Talk to people. A former landlord will know if your applicant is a tenant from hell, and they’ll have stories to tell you. Often with a measure of glee. If there are no contactable references by the applicant, this should raise a red flag. If there are strange holes in the history of where they’ve lived and worked, prod a little more for answers. And this is where your gut check will come into full swing. If at this point you’re getting warning signs, start backing out. You won’t have to look hard. But more so than listening to the words of your prospective tenant, watch for signs that alert you to inconsistencies or contradictions.
There’s no need to challenge anyone on the veracity of what they’re saying. Accept it politely without judgement. But keep in mind what you’ve experienced. And keep notes for later reference.
As a landlord and consultant to property owners, I’ve seen a lot. Wrecked properties requiring thousands of dollars in repairs. Abandoned homes, offices, shops, and factories where days and sometimes weeks of clean up work is necessary. I’ve even seen fixtures pulled from homes, and in one case an entire kitchen was removed, including the sink!
If you’ve got an agent handling the management of your properties, keep in touch with them and ensure they are regularly visiting your investments. If you manage it yourself, then make sure you’re doing the drive by as often as you can, or is prudent. It’s nice to have a comfortable relationship with your tenants and probably wise to be visible, but not imposing. No one likes a creepy landlord who’s hanging around the property all the time. Be friendly, and a simple wave will often be sufficient to stamp your presence without mental trespass.
Finally, while collecting rent is about the most important part of property ownership and investment return, it will be easier to manage if your tenant feels comfortable with you or your agent. If you present as intimidating, your tenant if struggling to meet rental commitments, might be inclined to conceal important information from you because of fear. This could in extreme cases turn what was once a good tenant, into the tenant from hell. And then you’ll have some stories of your own to share that perhaps you’d rather rot.
And as in all matters of financial difficulty – and let’s face it, it’s where the most conflict is likely to arise – keeping abreast of changes to your tenant’s circumstances – or being forewarned and having early room to negotiate or maneuver – could be the difference between an awkward but smooth transition from rented property to available property, and an abandoned and distressed property requiring weeks of repair and reinvigoration.

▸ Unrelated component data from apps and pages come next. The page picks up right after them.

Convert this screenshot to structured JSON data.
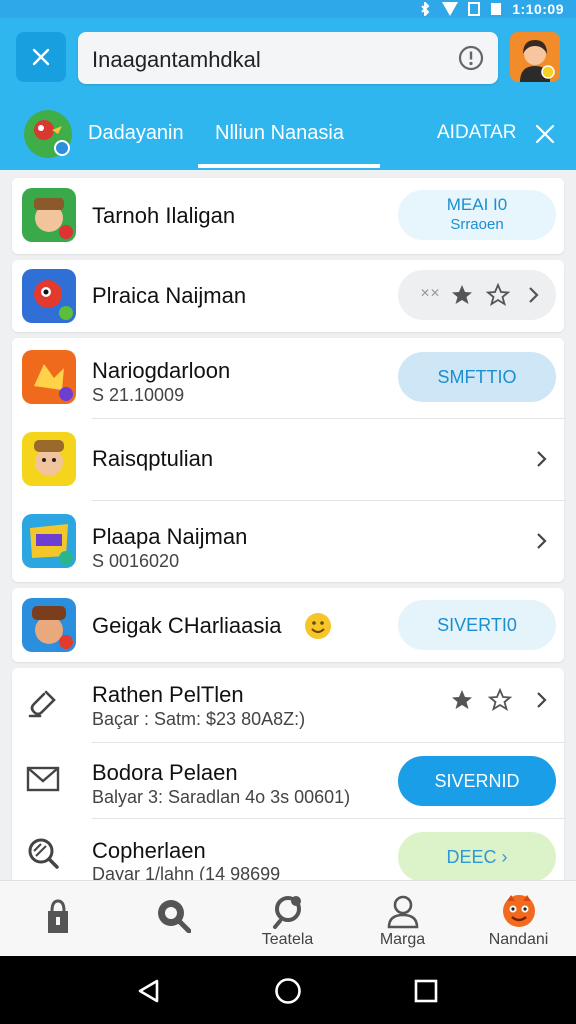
{
  "status_bar": {
    "time": "1:10:09"
  },
  "header": {
    "search_value": "Inaagantamhdkal",
    "tabs": [
      {
        "label": "Dadayanin"
      },
      {
        "label": "Nlliun Nanasia"
      },
      {
        "label": "AIDATAR"
      }
    ],
    "active_tab": 1
  },
  "list": {
    "rows": [
      {
        "title": "Tarnoh Ilaligan",
        "subtitle": "",
        "action": {
          "type": "pill",
          "line1": "MEAI I0",
          "line2": "Srraoen"
        }
      },
      {
        "title": "Plraica Naijman",
        "subtitle": "",
        "action": {
          "type": "rating",
          "text": "✕✕"
        }
      },
      {
        "title": "Nariogdarloon",
        "subtitle": "S 21.10009",
        "action": {
          "type": "pill",
          "line1": "SMFTTIO"
        }
      },
      {
        "title": "Raisqptulian",
        "subtitle": "",
        "action": {
          "type": "chevron"
        }
      },
      {
        "title": "Plaapa Naijman",
        "subtitle": "S 0016020",
        "action": {
          "type": "chevron"
        }
      },
      {
        "title": "Geigak CHarliaasia",
        "subtitle": "",
        "action": {
          "type": "pill",
          "line1": "SIVERTI0"
        }
      },
      {
        "title": "Rathen PelTlen",
        "subtitle": "Baçar : Satm: $23 80A8Z:)",
        "action": {
          "type": "rating"
        }
      },
      {
        "title": "Bodora Pelaen",
        "subtitle": "Balyar 3: Saradlan 4o 3s 00601)",
        "action": {
          "type": "pill",
          "line1": "SIVERNID"
        }
      },
      {
        "title": "Copherlaen",
        "subtitle": "Dayar 1/lahn (14 98699",
        "action": {
          "type": "pill",
          "line1": "DEEC ›"
        }
      }
    ]
  },
  "bottom_nav": {
    "items": [
      {
        "label": ""
      },
      {
        "label": ""
      },
      {
        "label": "Teatela"
      },
      {
        "label": "Marga"
      },
      {
        "label": "Nandani"
      }
    ]
  },
  "colors": {
    "header_blue": "#2fb6ef",
    "accent_blue": "#1a9ee8"
  }
}
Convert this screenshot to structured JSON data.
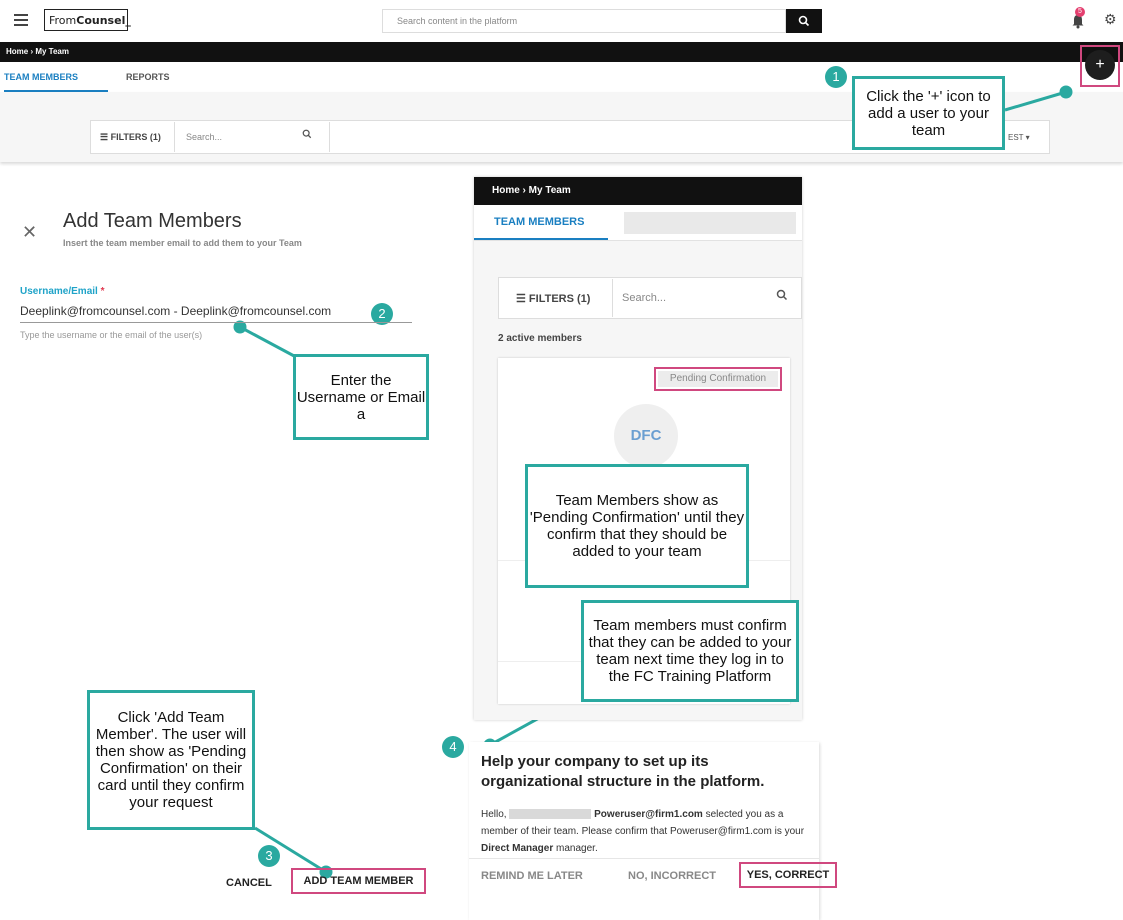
{
  "header": {
    "logo_prefix": "From",
    "logo_bold": "Counsel_",
    "search_placeholder": "Search content in the platform",
    "notification_count": "5"
  },
  "breadcrumb": "Home  ›  My Team",
  "tabs": [
    "TEAM MEMBERS",
    "REPORTS"
  ],
  "filters": {
    "label": "FILTERS (1)",
    "search_placeholder": "Search...",
    "sort_fragment": "EST"
  },
  "callouts": {
    "c1": "Click the '+' icon to add a user to your team",
    "c2": "Enter the Username or Email a",
    "c3": "Click 'Add Team Member'. The user will then show as 'Pending Confirmation' on their card until they confirm your request",
    "c_pending": "Team Members show as 'Pending Confirmation' until they confirm that they should be added to your team",
    "c4": "Team members must confirm that they can be added to your team next time they log in to the FC Training Platform"
  },
  "numbers": [
    "1",
    "2",
    "3",
    "4"
  ],
  "form": {
    "title": "Add Team Members",
    "subtitle": "Insert the team member email to add them to your Team",
    "label": "Username/Email",
    "required_mark": "*",
    "value": "Deeplink@fromcounsel.com - Deeplink@fromcounsel.com",
    "help": "Type the username or the email of the user(s)",
    "cancel": "CANCEL",
    "add": "ADD TEAM MEMBER"
  },
  "panel": {
    "breadcrumb": "Home  ›  My Team",
    "tab": "TEAM MEMBERS",
    "filter_label": "FILTERS (1)",
    "search_placeholder": "Search...",
    "active_count": "2 active members",
    "pending": "Pending Confirmation",
    "initials": "DFC"
  },
  "notification": {
    "title": "Help your company to set up its organizational structure in the platform.",
    "hello": "Hello,",
    "email": "Poweruser@firm1.com",
    "text1": "selected you as a member of their team. Please confirm that",
    "email2": "Poweruser@firm1.com",
    "text2": "is your",
    "role": "Direct Manager",
    "text3": "manager.",
    "remind": "REMIND ME LATER",
    "no": "NO, INCORRECT",
    "yes": "YES, CORRECT"
  },
  "colors": {
    "accent": "#1a7fc1",
    "callout": "#2aa9a0",
    "highlight": "#d0487f",
    "badge": "#e43f6f"
  }
}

So talk to your tenant. They don’t have to be your friend, but being able to chat and chill easily will likely ensure you’re kept informed of any changes that you as landlord definitely need to know.